In light airs we are pushing Leopard close but the Open 60 can’t live with the bigger boat as the breeze rises towards the end of the race. We’re third over the line among the mono-hulls but a stiff handicapping system favours the smaller boats and the top prize, the Gold Roman Bowl, is won by Tattarat, a 25 foot Nordic Folkboat built in 1978 and skippered by Philip Williams, a director of Williams Shipping.

Wandering past the Royal Yacht Squadron later that evening, I watch the smaller yachts still streaming back to the finish line off Cowes, their white sails glowing in the dipping sun. A rainbow has formed over the water like a curtain falling on a perfect day.

Josse and a small crew are turning round at Cowes to sail 240 miles back to the west coast of France. I had followed his progress in the Vendee where he had vied for the lead until a knock-down ended his race in the Southern Ocean. “Will you be back? I ask him. “For sure, if it’s possible,” he says. “You have to go back.”

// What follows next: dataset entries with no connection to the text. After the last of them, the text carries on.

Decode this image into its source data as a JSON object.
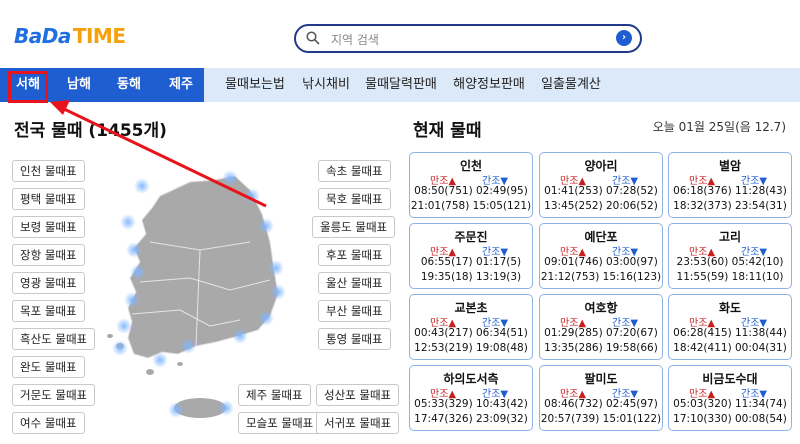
{
  "header": {
    "logo_bada": "BaDa",
    "logo_time": "TIME",
    "search_placeholder": "지역 검색"
  },
  "nav": {
    "main": [
      "서해",
      "남해",
      "동해",
      "제주"
    ],
    "sub": [
      "물때보는법",
      "낚시채비",
      "물때달력판매",
      "해양정보판매",
      "일출물계산"
    ]
  },
  "left": {
    "title": "전국 물때 (1455개)",
    "left_buttons": [
      "인천 물때표",
      "평택 물때표",
      "보령 물때표",
      "장항 물때표",
      "영광 물때표",
      "목포 물때표",
      "흑산도 물때표",
      "완도 물때표",
      "거문도 물때표",
      "여수 물때표"
    ],
    "right_buttons": [
      "속초 물때표",
      "묵호 물때표",
      "울릉도 물때표",
      "후포 물때표",
      "울산 물때표",
      "부산 물때표",
      "통영 물때표"
    ],
    "bottom_buttons": [
      "제주 물때표",
      "성산포 물때표",
      "모슬포 물때표",
      "서귀포 물때표"
    ]
  },
  "right": {
    "title": "현재 물때",
    "date": "오늘 01월 25일(음 12.7)",
    "high_label": "만조▲",
    "low_label": "간조▼",
    "cards": [
      {
        "name": "인천",
        "row1": "08:50(751) 02:49(95)",
        "row2": "21:01(758) 15:05(121)"
      },
      {
        "name": "양아리",
        "row1": "01:41(253) 07:28(52)",
        "row2": "13:45(252) 20:06(52)"
      },
      {
        "name": "별암",
        "row1": "06:18(376) 11:28(43)",
        "row2": "18:32(373) 23:54(31)"
      },
      {
        "name": "주문진",
        "row1": "06:55(17) 01:17(5)",
        "row2": "19:35(18) 13:19(3)"
      },
      {
        "name": "예단포",
        "row1": "09:01(746) 03:00(97)",
        "row2": "21:12(753) 15:16(123)"
      },
      {
        "name": "고리",
        "row1": "23:53(60) 05:42(10)",
        "row2": "11:55(59) 18:11(10)"
      },
      {
        "name": "교본초",
        "row1": "00:43(217) 06:34(51)",
        "row2": "12:53(219) 19:08(48)"
      },
      {
        "name": "여호항",
        "row1": "01:29(285) 07:20(67)",
        "row2": "13:35(286) 19:58(66)"
      },
      {
        "name": "화도",
        "row1": "06:28(415) 11:38(44)",
        "row2": "18:42(411) 00:04(31)"
      },
      {
        "name": "하의도서측",
        "row1": "05:33(329) 10:43(42)",
        "row2": "17:47(326) 23:09(32)"
      },
      {
        "name": "팔미도",
        "row1": "08:46(732) 02:45(97)",
        "row2": "20:57(739) 15:01(122)"
      },
      {
        "name": "비금도수대",
        "row1": "05:03(320) 11:34(74)",
        "row2": "17:10(330) 00:08(54)"
      }
    ]
  },
  "colors": {
    "brand_blue": "#1f5ed1",
    "brand_orange": "#f5a10b",
    "nav_bg": "#dbe9f8",
    "highlight_red": "#e8141b",
    "high_red": "#c81e1e",
    "card_border": "#8fb2e6"
  }
}
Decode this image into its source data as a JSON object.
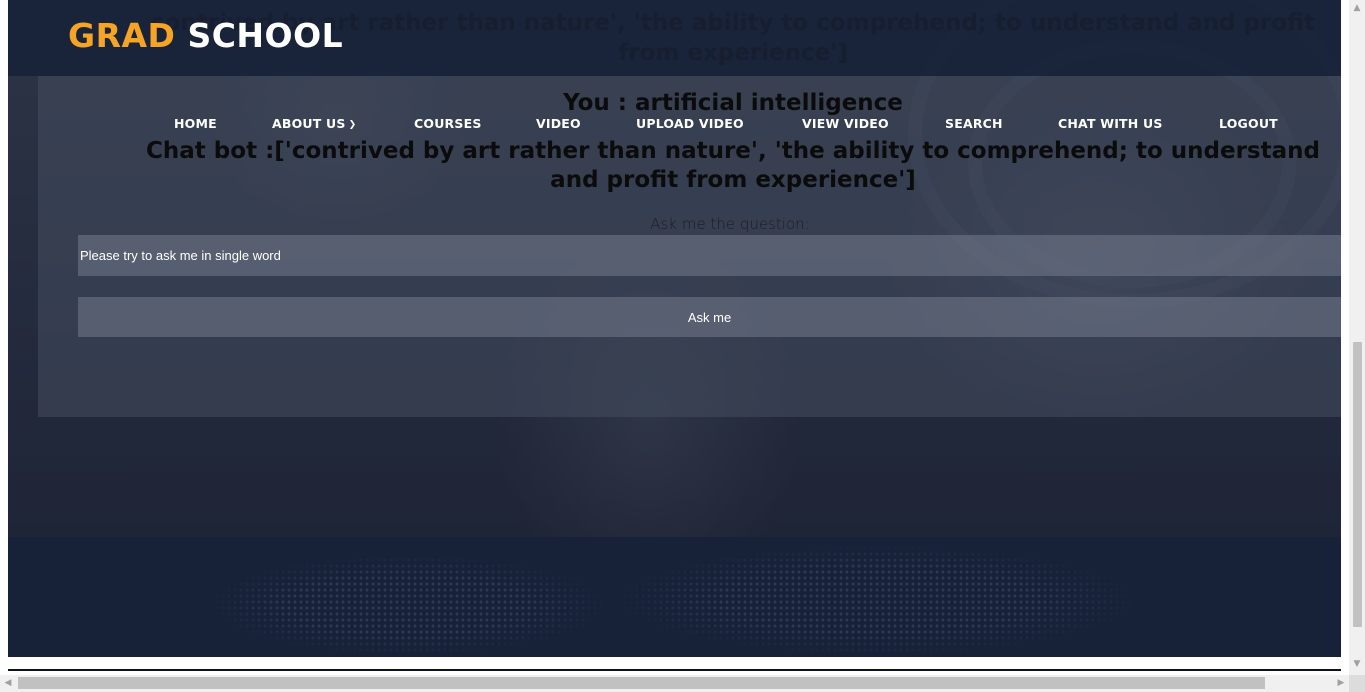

At 33, MacArthur has time on her hands for a change of mind, but she seems to be committed to a different future. A trip down to South Georgia, highlighting the plight of the albatross, threatened by long-line fishing, was something of an epiphany. Sailing for pleasure is still there. It’s in her blood. Now, however, she’s shaping a bigger challenge for the future. The lady who took on the oceans has chosen to take on the world. I hope she wins, for all our sakes.

©2006 Richard Donkin - all rights reserved